I didn't have any one big take-away from the police and fire session at the Ann Arbor Citizens Academy, just a collection of interesting bits:

  • I learned that there's a difference between EMTs and paramedics: EMTs provide "basic life support"--they can administer CPR and oxygen and provide some medications, for example. Paramedics have much more training and can do things like insert IVs. Fire department employees are EMTs. They can still be more useful in medical emergencies if they can get there earlier.
  • Judging from the police station tour, our police spend a lot of their time dealing with drunk drivers. The breathalyzer was a stop on the tour, as was the prominent line of tape on the floor designed to make it easy to find navigate to the breathalyzer room, even when it's 3am and you're terrifically drunk.
  • I'm no longer a toddler, but turns out that even for grownups a visit to the fire station, and a look at the big ladder truck, is fun. We did not get little plastic helmets to take home, but we did get to see the fire chief put on his fire-resistant suit, oxygen tank, helmet, and mask. Man, that stuff looks awkward and heavy.
  • So, wait, how do you fight a fire on the 12th story? You take the elevator. I guess that's kind of obvious, but it still surprised me--I'm so used to those warnings not to use the elevator in a fire. I guess that applies to residents going down, not firefighters going up. So isn't fire in a tall building scary? Well, steel and concrete don't burn easily, and big new buildings have well-engineered fire suppression systems, so that 12th-story fire is probably contained to the kitchen where it started. The fire chief said he'd rather fight a fire in a new, well-engineered building any day, compared to a century-old wood house that's been split up into apartments with a mystery floor layout.
  • The police department public relations guy is unhappy that they no longer have officers in the high schools. It's a point of disagreement between the fire department and the school board, apparently. I can imagine the arguments on both side, and it's something I'd be curious to dig into some day.
  • In the fire department, sounds like responding to crashes on the freeway is a big part of the job. I can't imagine. (Update: looking back at the annual report, they list 5 "vehicle extrications" (as opposed to, for example, 103 cooking fires) so maybe it's not *that* frequent.)
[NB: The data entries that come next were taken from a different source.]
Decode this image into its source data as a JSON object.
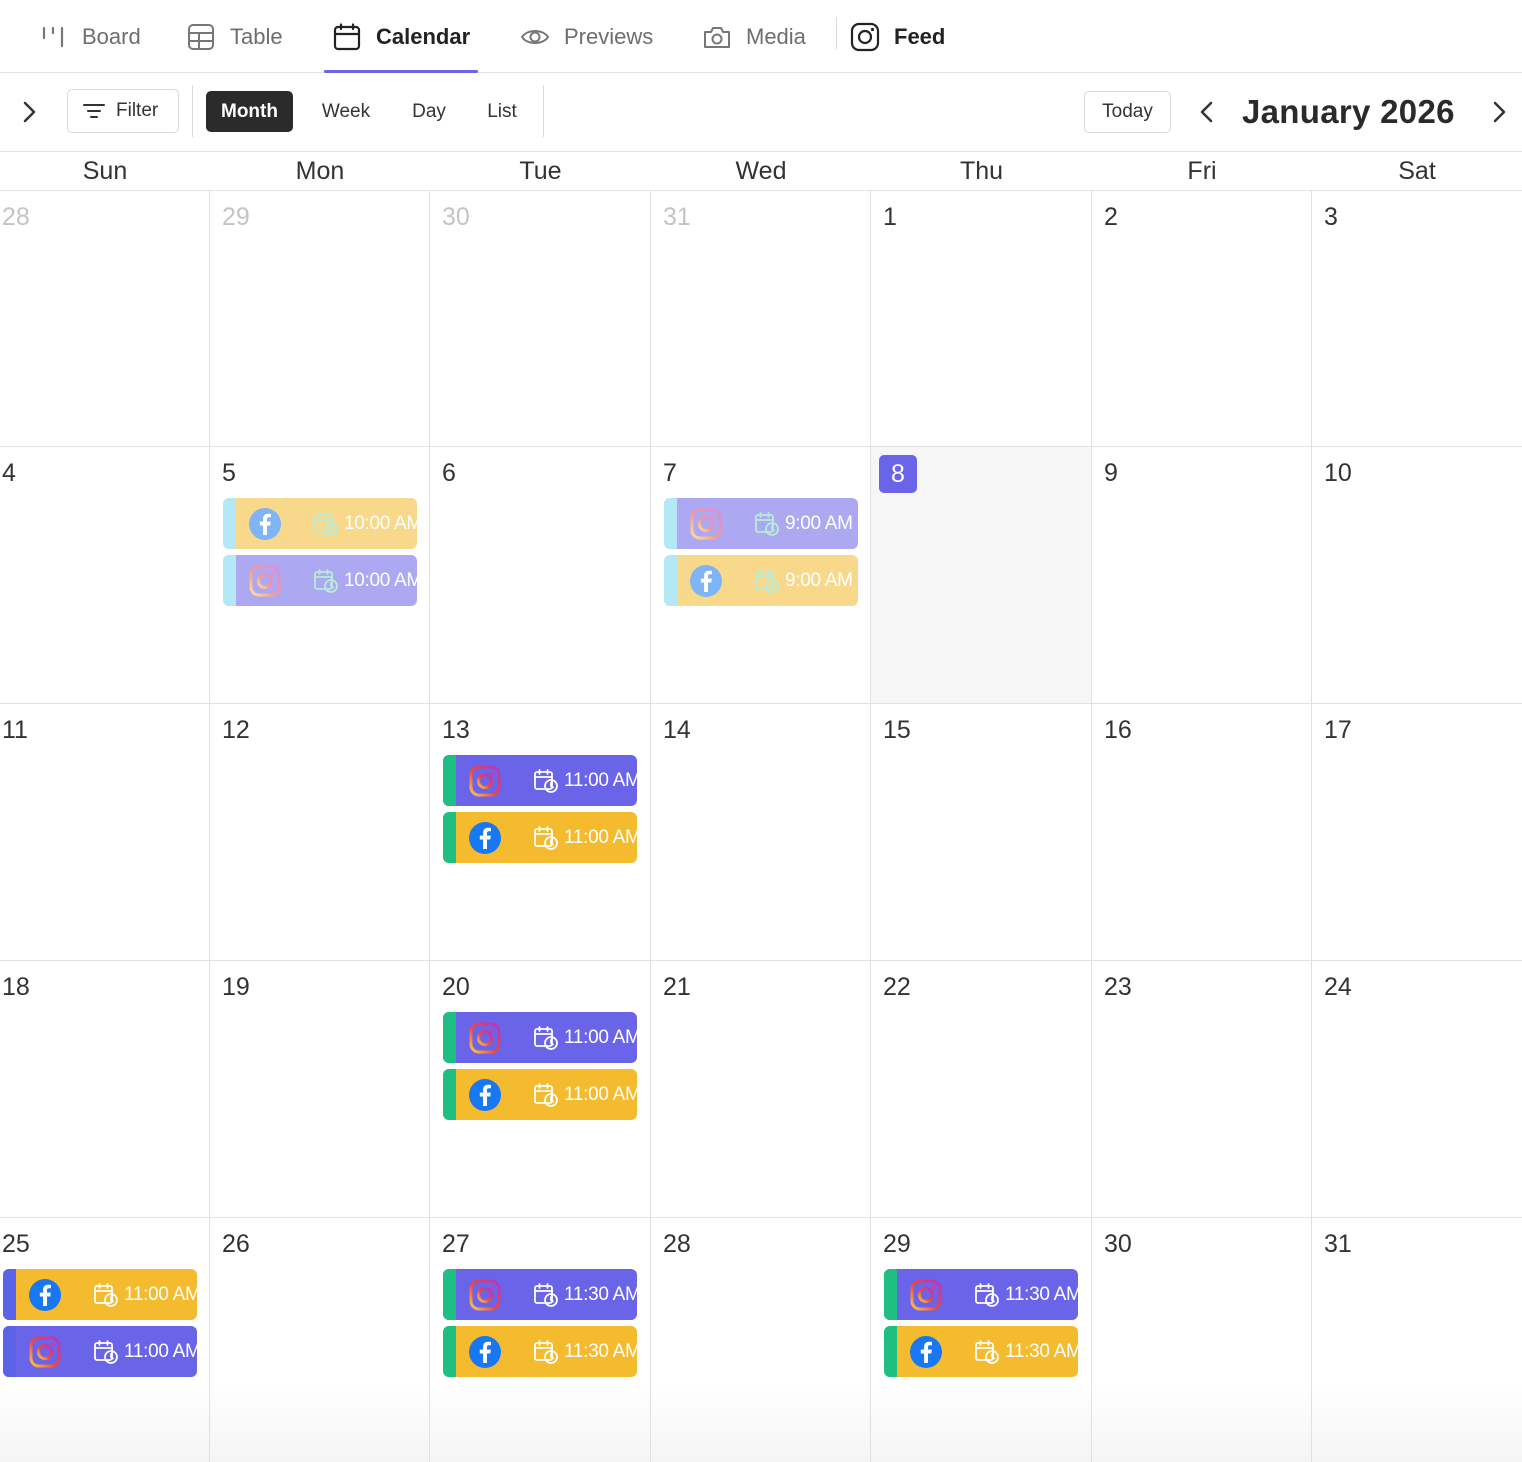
{
  "colors": {
    "accent": "#6a64e8",
    "instagram_event": "#6a64e8",
    "facebook_event": "#f3bb2d",
    "bar_green": "#1fbf83",
    "bar_cyan": "#7ad6f0",
    "bar_blue": "#5b63e8"
  },
  "view_tabs": [
    {
      "label": "Board",
      "icon": "board-icon",
      "active": false
    },
    {
      "label": "Table",
      "icon": "table-icon",
      "active": false
    },
    {
      "label": "Calendar",
      "icon": "calendar-icon",
      "active": true
    },
    {
      "label": "Previews",
      "icon": "eye-icon",
      "active": false
    },
    {
      "label": "Media",
      "icon": "camera-icon",
      "active": false
    },
    {
      "label": "Feed",
      "icon": "instagram-icon",
      "active": false
    }
  ],
  "toolbar": {
    "filter_label": "Filter",
    "view_modes": [
      {
        "label": "Month",
        "active": true
      },
      {
        "label": "Week",
        "active": false
      },
      {
        "label": "Day",
        "active": false
      },
      {
        "label": "List",
        "active": false
      }
    ],
    "today_label": "Today",
    "month_title": "January 2026"
  },
  "calendar": {
    "weekdays": [
      "Sun",
      "Mon",
      "Tue",
      "Wed",
      "Thu",
      "Fri",
      "Sat"
    ],
    "weeks": [
      [
        {
          "day": "28",
          "other": true,
          "events": []
        },
        {
          "day": "29",
          "other": true,
          "events": []
        },
        {
          "day": "30",
          "other": true,
          "events": []
        },
        {
          "day": "31",
          "other": true,
          "events": []
        },
        {
          "day": "1",
          "events": []
        },
        {
          "day": "2",
          "events": []
        },
        {
          "day": "3",
          "events": []
        }
      ],
      [
        {
          "day": "4",
          "events": []
        },
        {
          "day": "5",
          "events": [
            {
              "platform": "facebook",
              "time": "10:00 AM",
              "bar": "cyan",
              "past": true
            },
            {
              "platform": "instagram",
              "time": "10:00 AM",
              "bar": "cyan",
              "past": true
            }
          ]
        },
        {
          "day": "6",
          "events": []
        },
        {
          "day": "7",
          "events": [
            {
              "platform": "instagram",
              "time": "9:00 AM",
              "bar": "cyan",
              "past": true
            },
            {
              "platform": "facebook",
              "time": "9:00 AM",
              "bar": "cyan",
              "past": true
            }
          ]
        },
        {
          "day": "8",
          "today": true,
          "events": []
        },
        {
          "day": "9",
          "events": []
        },
        {
          "day": "10",
          "events": []
        }
      ],
      [
        {
          "day": "11",
          "events": []
        },
        {
          "day": "12",
          "events": []
        },
        {
          "day": "13",
          "events": [
            {
              "platform": "instagram",
              "time": "11:00 AM",
              "bar": "green"
            },
            {
              "platform": "facebook",
              "time": "11:00 AM",
              "bar": "green"
            }
          ]
        },
        {
          "day": "14",
          "events": []
        },
        {
          "day": "15",
          "events": []
        },
        {
          "day": "16",
          "events": []
        },
        {
          "day": "17",
          "events": []
        }
      ],
      [
        {
          "day": "18",
          "events": []
        },
        {
          "day": "19",
          "events": []
        },
        {
          "day": "20",
          "events": [
            {
              "platform": "instagram",
              "time": "11:00 AM",
              "bar": "green"
            },
            {
              "platform": "facebook",
              "time": "11:00 AM",
              "bar": "green"
            }
          ]
        },
        {
          "day": "21",
          "events": []
        },
        {
          "day": "22",
          "events": []
        },
        {
          "day": "23",
          "events": []
        },
        {
          "day": "24",
          "events": []
        }
      ],
      [
        {
          "day": "25",
          "events": [
            {
              "platform": "facebook",
              "time": "11:00 AM",
              "bar": "blue"
            },
            {
              "platform": "instagram",
              "time": "11:00 AM",
              "bar": "blue"
            }
          ]
        },
        {
          "day": "26",
          "events": []
        },
        {
          "day": "27",
          "events": [
            {
              "platform": "instagram",
              "time": "11:30 AM",
              "bar": "green"
            },
            {
              "platform": "facebook",
              "time": "11:30 AM",
              "bar": "green"
            }
          ]
        },
        {
          "day": "28",
          "events": []
        },
        {
          "day": "29",
          "events": [
            {
              "platform": "instagram",
              "time": "11:30 AM",
              "bar": "green"
            },
            {
              "platform": "facebook",
              "time": "11:30 AM",
              "bar": "green"
            }
          ]
        },
        {
          "day": "30",
          "events": []
        },
        {
          "day": "31",
          "events": []
        }
      ]
    ]
  }
}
One question that I would like to get answered and didn't: from what I've seen, emergency fire department access is a big constraint on the design of our streets and buildings. I wonder where I'd go to understand those constraints, and whether there's anything we could do in cooperation with the fire department to loosen them in places. Somebody asked about this, but there wasn't time to go into it.

Fire department 2019 annual report. The police presentation isn't online--I'll link it in the future if I find it--but as usual the city website has plenty of information.

(Update: a friend recommends this article as an introduction to the fire code and building access requirements. Also note the fire department's inspections page says "The City of Ann Arbor has adopted the International Fire Code, 2015 edition (2015 IFC) as published by the International Code Council. Together with the provisions of Chapter 111 of the City Ordinance, shall be known as the Ann Arbor Fire Prevention Code." They note the IFC can be consulted at city hall, but it looks like the full text is online. Googling for US vs European fire access code also turns up this article.)